  • I know little about virsh but I can see your host's slave interfaces are down. Try bring them up manually. At the system level you do ip link set virbr0-nic up and the same for virbr1-nic, and you can probably use this system command as a test, but I trust there is an equivalent through virsh and you should rather use that – LL3 May 10 at 12:52
  • @MichaelHampton: I have tried it all, reboot, power down VM, power down host, etc. – Dr. Watson May 11 at 4:28
2
+75

That setup imply a lot of important parameter that are not shown on the question (iptables/used steps/kernel network config/br setup/etc) here are some possibilities to solve the communication issue (in the master host side):

Possible solution:

A bridge interface as its name indicate is a gateway between multiple network interfaces in your setup it seem that you have:

[KVM1-ETH0] <---> [Bridge][virbr0] <---> [Master][Bridge][virbr0-nic]
[KVM2-ETH0] <---> [Bridge][virbr1] <---> [Master][Bridge][virbr1-nic]

First i don't understand why you need 2 bridges interfaces and then the second problem as @LL3 mentioned the interface virbr0-nic is not turned on.
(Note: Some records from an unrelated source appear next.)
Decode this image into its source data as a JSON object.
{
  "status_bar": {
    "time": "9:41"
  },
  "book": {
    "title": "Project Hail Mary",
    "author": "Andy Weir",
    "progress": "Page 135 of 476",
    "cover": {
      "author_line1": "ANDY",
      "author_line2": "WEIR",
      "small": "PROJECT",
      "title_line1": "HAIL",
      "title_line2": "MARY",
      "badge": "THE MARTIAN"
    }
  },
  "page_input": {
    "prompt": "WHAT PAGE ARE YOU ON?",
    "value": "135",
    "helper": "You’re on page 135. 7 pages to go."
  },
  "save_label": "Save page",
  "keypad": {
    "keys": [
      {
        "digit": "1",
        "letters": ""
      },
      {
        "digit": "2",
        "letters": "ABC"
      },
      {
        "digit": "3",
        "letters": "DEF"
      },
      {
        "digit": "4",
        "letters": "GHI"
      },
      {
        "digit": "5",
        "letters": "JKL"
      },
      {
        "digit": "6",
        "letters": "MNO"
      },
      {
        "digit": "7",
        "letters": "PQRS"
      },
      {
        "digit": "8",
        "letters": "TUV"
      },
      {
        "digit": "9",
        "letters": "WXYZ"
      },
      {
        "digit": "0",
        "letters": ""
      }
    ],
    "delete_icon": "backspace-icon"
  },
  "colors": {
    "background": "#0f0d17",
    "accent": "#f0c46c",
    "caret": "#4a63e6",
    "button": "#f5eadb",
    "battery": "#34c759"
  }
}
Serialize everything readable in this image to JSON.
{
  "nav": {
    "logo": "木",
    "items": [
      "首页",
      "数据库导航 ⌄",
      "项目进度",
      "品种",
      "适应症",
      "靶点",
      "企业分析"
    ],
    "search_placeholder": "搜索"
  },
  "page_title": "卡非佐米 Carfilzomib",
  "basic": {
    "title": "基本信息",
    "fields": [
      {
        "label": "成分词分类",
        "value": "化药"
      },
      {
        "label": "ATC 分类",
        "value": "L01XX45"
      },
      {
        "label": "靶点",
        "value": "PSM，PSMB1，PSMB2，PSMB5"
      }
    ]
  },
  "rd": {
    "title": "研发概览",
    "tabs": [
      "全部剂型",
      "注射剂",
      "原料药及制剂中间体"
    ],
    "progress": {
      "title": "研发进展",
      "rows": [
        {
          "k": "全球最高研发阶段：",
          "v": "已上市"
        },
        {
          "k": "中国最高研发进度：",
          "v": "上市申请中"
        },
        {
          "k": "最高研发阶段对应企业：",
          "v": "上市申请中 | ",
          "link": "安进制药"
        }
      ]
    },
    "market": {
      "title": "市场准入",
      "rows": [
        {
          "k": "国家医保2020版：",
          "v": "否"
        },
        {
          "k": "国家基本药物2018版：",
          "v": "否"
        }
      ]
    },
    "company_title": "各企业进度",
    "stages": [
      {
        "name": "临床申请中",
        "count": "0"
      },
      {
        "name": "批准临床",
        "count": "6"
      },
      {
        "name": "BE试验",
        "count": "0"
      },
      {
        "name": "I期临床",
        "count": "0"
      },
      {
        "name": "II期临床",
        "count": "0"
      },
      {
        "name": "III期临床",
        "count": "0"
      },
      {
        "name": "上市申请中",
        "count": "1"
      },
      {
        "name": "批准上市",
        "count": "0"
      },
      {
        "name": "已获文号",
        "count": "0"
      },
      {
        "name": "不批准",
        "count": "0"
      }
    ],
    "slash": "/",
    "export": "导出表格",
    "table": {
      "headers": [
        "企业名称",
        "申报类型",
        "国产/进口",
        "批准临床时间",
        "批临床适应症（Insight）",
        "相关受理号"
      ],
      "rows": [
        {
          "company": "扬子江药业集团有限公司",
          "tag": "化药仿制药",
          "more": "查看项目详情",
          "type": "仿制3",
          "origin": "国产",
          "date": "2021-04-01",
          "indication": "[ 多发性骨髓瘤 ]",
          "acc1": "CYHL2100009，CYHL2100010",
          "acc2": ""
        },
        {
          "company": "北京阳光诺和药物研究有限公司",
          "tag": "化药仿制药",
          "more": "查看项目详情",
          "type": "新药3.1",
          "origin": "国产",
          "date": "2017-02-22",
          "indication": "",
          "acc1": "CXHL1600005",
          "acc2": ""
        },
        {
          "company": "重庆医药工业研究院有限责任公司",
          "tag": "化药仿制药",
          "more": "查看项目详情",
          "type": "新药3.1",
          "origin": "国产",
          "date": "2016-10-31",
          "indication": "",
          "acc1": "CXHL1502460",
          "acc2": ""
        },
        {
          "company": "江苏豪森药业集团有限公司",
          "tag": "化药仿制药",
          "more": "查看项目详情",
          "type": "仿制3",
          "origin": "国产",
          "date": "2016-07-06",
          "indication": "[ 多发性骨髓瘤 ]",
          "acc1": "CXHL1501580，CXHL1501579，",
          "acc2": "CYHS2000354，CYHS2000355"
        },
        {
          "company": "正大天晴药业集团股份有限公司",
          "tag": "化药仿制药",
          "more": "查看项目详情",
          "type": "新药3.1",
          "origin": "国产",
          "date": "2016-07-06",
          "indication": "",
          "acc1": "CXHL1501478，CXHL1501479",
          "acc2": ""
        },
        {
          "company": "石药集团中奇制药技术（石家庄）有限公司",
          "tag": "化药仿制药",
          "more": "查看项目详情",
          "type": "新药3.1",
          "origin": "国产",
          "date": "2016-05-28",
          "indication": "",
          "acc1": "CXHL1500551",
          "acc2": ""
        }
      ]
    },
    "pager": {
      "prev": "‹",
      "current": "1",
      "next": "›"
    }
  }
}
Second a more clean setup would look like this (depending on your needs)

[KVM1-ETH0] <---> [Bridge][virbr0] <---> [Master][Bridge][virbr0-nic]
[KVM2-ETH0] <---> [Bridge][virbr1] <---> [Master][Bridge][virbr0-nic]

Or

[KVM1-ETH0] <---> [Bridge][virbr0] <---> [Master][enp0s31f6]
[KVM2-ETH0] <---> [Bridge][virbr0] <---> [Master][enp0s31f6]

Or

[KVM1-ETH0] <---> [Bridge][virbr0]
[KVM2-ETH0] <---> [Bridge][virbr0]

Possible solution:

Bring up virbr0-nic and virbr1-nic (adapt the ip to your needs)

ifconfig virbr0-nic 192.168.122.254/24 up
ifconfig virbr1-nic 192.168.122.254/24 up

But still virbr0-nic and virbr1-nic are not linked together.

Possible solution:

If you want to use your main interface you can add it as master to your bridges (depending on your needs)

ip link set enp0s31f6 master virbr0 
ip link set enp0s31f6 master virbr1

Possible solution:

Check your iptables/firewall setup (firewall like shorewall for instance if you use that), for a testing purpose you could empty the iptables before starting your setup.

#Netfilter cleanup
iptables --flush
iptables -t nat -F
iptables -X
iptables -Z
iptables -P INPUT ACCEPT
iptables -P OUTPUT ACCEPT
iptables -P FORWARD ACCEPT

Possible solution:

Host routing/forward feature. Normally ip_forward kernel feature is not required for bridges interfaces to work but this could help if the bridge is not well configured in the first place. (note that enabling ip_forward make the the master host act as a router, in a production environment this require additional precaution with iptables or other)

#Enabling ipv4 forwarding
echo "1" > /proc/sys/net/ipv4/ip_forward

Possible solution:

Following the ip_forward possible solution you can use masquerade to force a bridge traffic to use a specific interface

iptables -t nat -A POSTROUTING -o eth0 -s 192.168.0.0/24  -j MASQUERADE 

In this example the traffic of the bridge with the ip 192.168.0.0/24 will be forwarded to eth0 (this require ip_forward)

Possible solution:

You could consider other setup solution (other than bridge interface) like macvlan, ipvlan or veth interfaces (some examples)

Your Answer

By clicking “Post Your Answer”, you agree to our terms of service, privacy policy and cookie policy

Not the answer you're looking for? Browse other questions tagged or ask your own question.